For the time being, Ouattara believes that keeping a somewhat direct association with France in the form of pegging the Eco to the Euro, although unpopular, outweighs the risks posed by the Eco as a free-floating currency, until the convergence criteria are met. On top of the economic benefits, Ouattara sought to disrupt the geo-political situation of the region, which is dominated by Nigeria. With Macron, he consolidated the coalition of Francophone countries in West Africa through UEMOA, accelerating West African economic integration. His actions have made Ivory Coast the leader of a strengthened UEMOA, and as such, a challenger to Nigeria’s leadership of the region. 

The UEMOA-French deal reveals efficient statesmanship by Ouattara, as the CFA Franc reform keeps France content with its standing in West Africa, satisfies the demands of the general public to end Françafrique, efficiently accelerates West African regional integration, and places Ivory Coast as an important geopolitical leader of the region. As such, Ouattara has sought to place Ivory Coast in a strong geopolitical and economic position on a national and regional level, with the important backing of France, giving his potential successor a strong starting point for a new presidency. 

Why should you care?

Answer: A new start for West Africa?

On the surface, the end of the CFA Franc is an important step in the emancipation of West African Francophone nations from France. Ouattara’s objectives of economic regional integration are very tangible with the implementation of the Eco in the near future, and the success of UEMOA inspires much hope for the economic development of its member states. The success of West African nations in regional integration could spark an intensification of such initiatives around the continent. 

Ouattara’s deal with France on the Eco guarantees continuing stability for the currency and reassures foreign investors while satisfying the discontent of his population towards Françafrique. This points to excellent statesmanship, as with this deal the Ivorian president “killed two birds with one stone”. Ouattara’s decision not to run for a third term and let younger generations step up to leadership positions also shows integrity and patriotism, which will hopefully stabilize the political situation in Ivory Coast and inspire neighbouring countries. 
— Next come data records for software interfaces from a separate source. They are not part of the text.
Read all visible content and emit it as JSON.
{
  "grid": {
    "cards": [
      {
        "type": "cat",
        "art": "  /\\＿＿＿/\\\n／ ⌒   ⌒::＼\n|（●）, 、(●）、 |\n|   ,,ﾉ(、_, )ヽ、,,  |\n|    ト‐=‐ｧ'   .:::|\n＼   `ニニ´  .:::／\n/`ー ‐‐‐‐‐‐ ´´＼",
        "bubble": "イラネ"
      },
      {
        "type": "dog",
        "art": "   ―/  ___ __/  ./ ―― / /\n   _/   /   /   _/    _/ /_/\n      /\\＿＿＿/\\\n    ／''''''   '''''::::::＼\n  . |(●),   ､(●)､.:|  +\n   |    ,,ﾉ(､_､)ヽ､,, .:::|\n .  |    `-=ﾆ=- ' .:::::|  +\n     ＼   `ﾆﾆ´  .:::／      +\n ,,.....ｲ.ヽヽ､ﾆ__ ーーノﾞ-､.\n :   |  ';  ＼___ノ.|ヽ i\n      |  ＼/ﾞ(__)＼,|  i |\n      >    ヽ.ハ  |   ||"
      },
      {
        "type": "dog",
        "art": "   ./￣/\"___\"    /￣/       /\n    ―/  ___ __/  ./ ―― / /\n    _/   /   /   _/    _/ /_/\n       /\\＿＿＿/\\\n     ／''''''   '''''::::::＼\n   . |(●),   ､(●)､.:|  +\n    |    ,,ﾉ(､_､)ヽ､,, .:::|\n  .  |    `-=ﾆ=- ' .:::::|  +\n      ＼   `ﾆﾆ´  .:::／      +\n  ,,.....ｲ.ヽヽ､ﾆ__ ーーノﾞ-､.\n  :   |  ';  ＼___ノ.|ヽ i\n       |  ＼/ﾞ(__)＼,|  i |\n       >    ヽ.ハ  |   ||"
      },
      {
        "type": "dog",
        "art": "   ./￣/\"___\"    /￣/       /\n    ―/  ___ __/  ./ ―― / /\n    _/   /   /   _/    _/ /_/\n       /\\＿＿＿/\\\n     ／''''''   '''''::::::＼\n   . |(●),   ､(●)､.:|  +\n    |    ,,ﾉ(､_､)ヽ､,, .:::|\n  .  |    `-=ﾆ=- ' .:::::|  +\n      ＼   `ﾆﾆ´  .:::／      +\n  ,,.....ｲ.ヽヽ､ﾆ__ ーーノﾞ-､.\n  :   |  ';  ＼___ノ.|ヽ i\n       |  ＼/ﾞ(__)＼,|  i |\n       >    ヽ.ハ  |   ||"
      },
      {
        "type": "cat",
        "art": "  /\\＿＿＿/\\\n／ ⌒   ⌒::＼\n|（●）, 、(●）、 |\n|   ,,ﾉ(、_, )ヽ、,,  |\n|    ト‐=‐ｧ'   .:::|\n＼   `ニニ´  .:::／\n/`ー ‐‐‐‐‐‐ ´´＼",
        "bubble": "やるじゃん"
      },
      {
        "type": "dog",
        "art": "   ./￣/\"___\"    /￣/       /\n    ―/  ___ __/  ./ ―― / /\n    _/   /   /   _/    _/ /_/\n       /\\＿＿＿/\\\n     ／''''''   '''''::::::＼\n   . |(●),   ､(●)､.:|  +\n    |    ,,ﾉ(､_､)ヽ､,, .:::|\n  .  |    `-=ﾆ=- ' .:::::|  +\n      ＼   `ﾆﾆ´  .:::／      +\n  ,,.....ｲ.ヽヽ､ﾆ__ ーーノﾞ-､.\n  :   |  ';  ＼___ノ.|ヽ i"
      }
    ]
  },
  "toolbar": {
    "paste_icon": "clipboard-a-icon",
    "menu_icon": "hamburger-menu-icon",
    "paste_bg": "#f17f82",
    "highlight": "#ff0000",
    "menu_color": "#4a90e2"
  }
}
However, the economic aspect of the deal seems to be the only tip of the iceberg. The end of the CFA Franc continues France’s policy to “normalize” its relations with Francophone West African countries, steadily doing away with the unpopular vestiges of Françafrique. Indeed, France has recognized that long term preferential cooperation with West African nations goes through treating them as equals, and thus, has publicly positioned itself to be a sort of ‘backup’ when officially called upon (economically, militarily or politically). 
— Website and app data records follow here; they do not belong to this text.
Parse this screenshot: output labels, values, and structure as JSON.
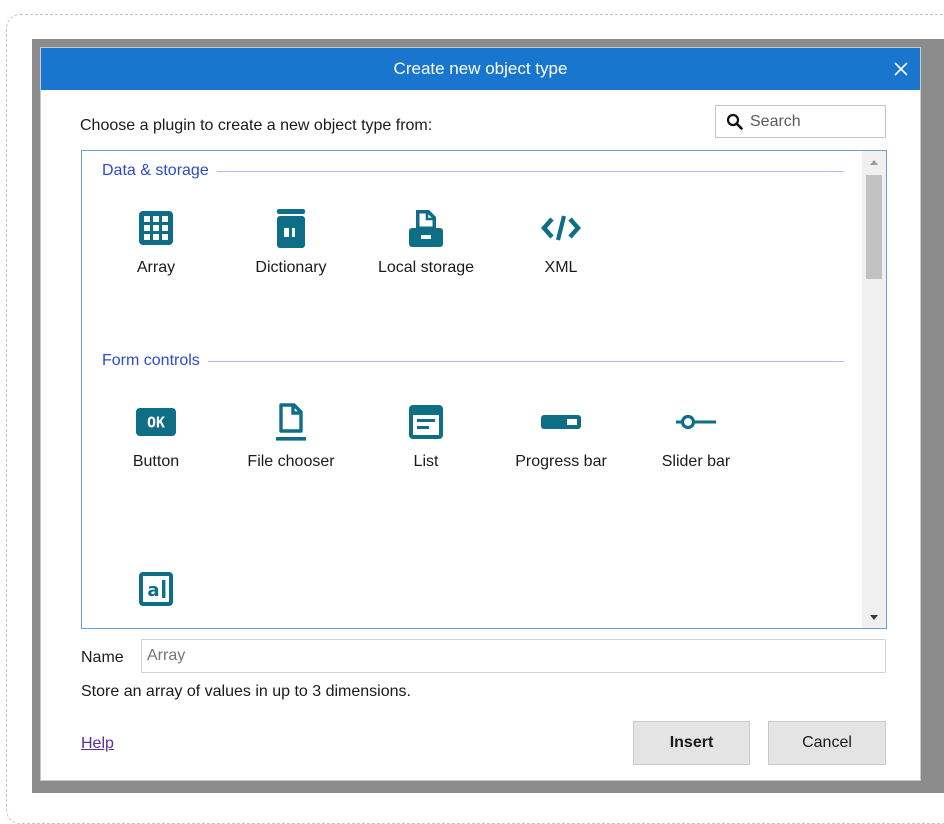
{
  "dialog": {
    "title": "Create new object type",
    "prompt": "Choose a plugin to create a new object type from:",
    "search": {
      "placeholder": "Search",
      "value": ""
    }
  },
  "accent_colors": {
    "titlebar": "#1976cf",
    "icon": "#0e6e86",
    "section_label": "#2a4cc8",
    "link": "#5b2d98"
  },
  "sections": [
    {
      "label": "Data & storage",
      "plugins": [
        {
          "name": "Array",
          "icon": "grid-icon",
          "selected": true
        },
        {
          "name": "Dictionary",
          "icon": "dictionary-icon"
        },
        {
          "name": "Local storage",
          "icon": "local-storage-icon"
        },
        {
          "name": "XML",
          "icon": "code-icon"
        }
      ]
    },
    {
      "label": "Form controls",
      "plugins": [
        {
          "name": "Button",
          "icon": "ok-button-icon"
        },
        {
          "name": "File chooser",
          "icon": "file-icon"
        },
        {
          "name": "List",
          "icon": "list-icon"
        },
        {
          "name": "Progress bar",
          "icon": "progress-bar-icon"
        },
        {
          "name": "Slider bar",
          "icon": "slider-icon"
        },
        {
          "name": "",
          "icon": "text-input-icon"
        }
      ]
    }
  ],
  "name_field": {
    "label": "Name",
    "placeholder": "Array",
    "value": ""
  },
  "description": "Store an array of values in up to 3 dimensions.",
  "help_link": "Help",
  "buttons": {
    "insert": "Insert",
    "cancel": "Cancel"
  }
}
Nevertheless, the most intriguing consequence of the CFA Franc reform is France’s apparent attempt to reshape the balance of power in West Africa through Ouattara. By consolidating regional integration under Francophone UEMOA, led by major French ally Ivory Coast, France has strengthened its power base in the region, while potentially trapping Anglophone nations, notably the main regional power Nigeria.
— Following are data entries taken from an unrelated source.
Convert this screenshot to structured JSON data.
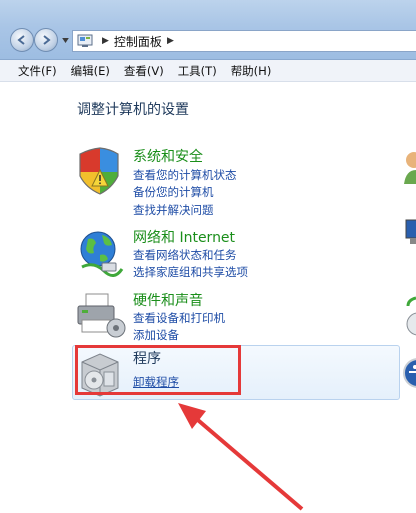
{
  "address_bar": {
    "path": "控制面板"
  },
  "menu": {
    "items": [
      "文件(F)",
      "编辑(E)",
      "查看(V)",
      "工具(T)",
      "帮助(H)"
    ]
  },
  "content": {
    "heading": "调整计算机的设置",
    "categories": [
      {
        "title": "系统和安全",
        "links": [
          "查看您的计算机状态",
          "备份您的计算机",
          "查找并解决问题"
        ]
      },
      {
        "title": "网络和 Internet",
        "links": [
          "查看网络状态和任务",
          "选择家庭组和共享选项"
        ]
      },
      {
        "title": "硬件和声音",
        "links": [
          "查看设备和打印机",
          "添加设备"
        ]
      },
      {
        "title": "程序",
        "links": [
          "卸载程序"
        ]
      }
    ]
  },
  "colors": {
    "category_title": "#1a8e1a",
    "link": "#1f4da6",
    "annotation": "#e53939"
  }
}
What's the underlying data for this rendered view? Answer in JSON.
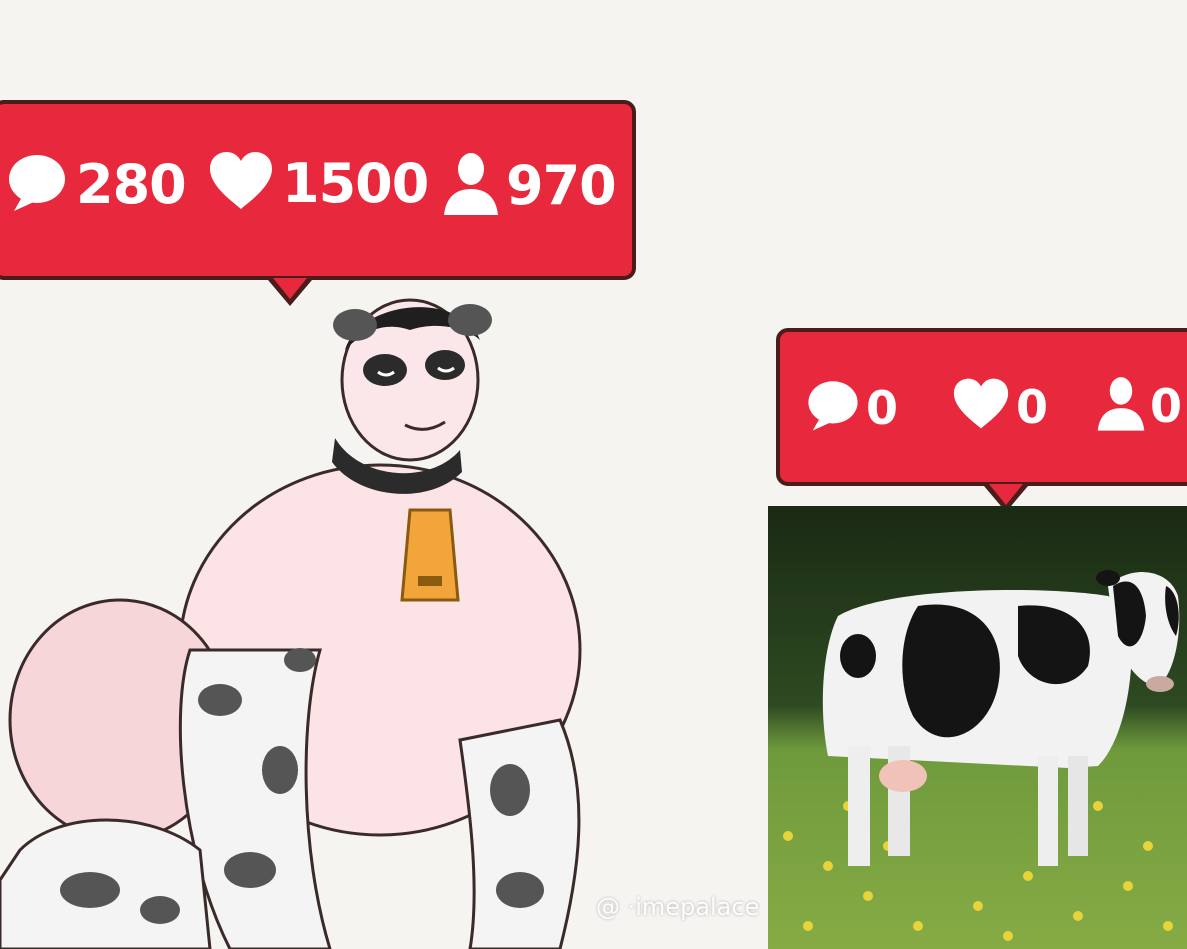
{
  "left_post": {
    "comments": "280",
    "likes": "1500",
    "followers": "970"
  },
  "right_post": {
    "comments": "0",
    "likes": "0",
    "followers": "0"
  },
  "watermark": "@ ·imepalace",
  "colors": {
    "bubble_red": "#e8283c",
    "bubble_border": "#4a1c1c",
    "background": "#f6f4f1"
  },
  "icons": [
    "comment-icon",
    "heart-icon",
    "person-icon"
  ]
}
Indeed, Anglophone and Lusophone countries are faced with two choices: participate in regional integration and enter the Francophone sphere, or remain independent but risk losing political standing towards the other West African countries (and maybe in the long-run, economic standing too). Nigeria is highly unlikely to adopt the Eco and join the Monetary Union. While Ivory Coast has now taken the leading role in West African regional integration, we can only wonder whether France has once again succeeded in steering West African politics in its favour. 

David Salinger

R&A Editor in Chief